__Assigned task__
Output each line of the listing that follows, with every character kept as it is.

__Record extracts__
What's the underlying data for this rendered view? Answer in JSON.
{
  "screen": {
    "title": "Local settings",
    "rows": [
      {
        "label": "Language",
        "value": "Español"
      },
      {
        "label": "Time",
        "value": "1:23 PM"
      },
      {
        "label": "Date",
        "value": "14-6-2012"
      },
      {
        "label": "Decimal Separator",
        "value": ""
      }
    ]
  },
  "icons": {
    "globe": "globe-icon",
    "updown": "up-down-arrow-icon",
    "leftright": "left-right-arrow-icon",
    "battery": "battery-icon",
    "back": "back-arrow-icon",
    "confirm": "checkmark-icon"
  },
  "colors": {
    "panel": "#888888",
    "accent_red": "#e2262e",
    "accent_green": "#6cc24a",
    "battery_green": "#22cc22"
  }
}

__Exercise answer__
What's the underlying data for this rendered view? Answer in JSON.
{
  "screen": {
    "title": "Local settings",
    "rows": [
      {
        "label": "Language",
        "value": "Español"
      },
      {
        "label": "Time",
        "value": "1:23 PM"
      },
      {
        "label": "Date",
        "value": "14-6-2012"
      },
      {
        "label": "Decimal Separator",
        "value": ""
      }
    ]
  },
  "icons": {
    "globe": "globe-icon",
    "updown": "up-down-arrow-icon",
    "leftright": "left-right-arrow-icon",
    "battery": "battery-icon",
    "back": "back-arrow-icon",
    "confirm": "checkmark-icon"
  },
  "colors": {
    "panel": "#888888",
    "accent_red": "#e2262e",
    "accent_green": "#6cc24a",
    "battery_green": "#22cc22"
  }
}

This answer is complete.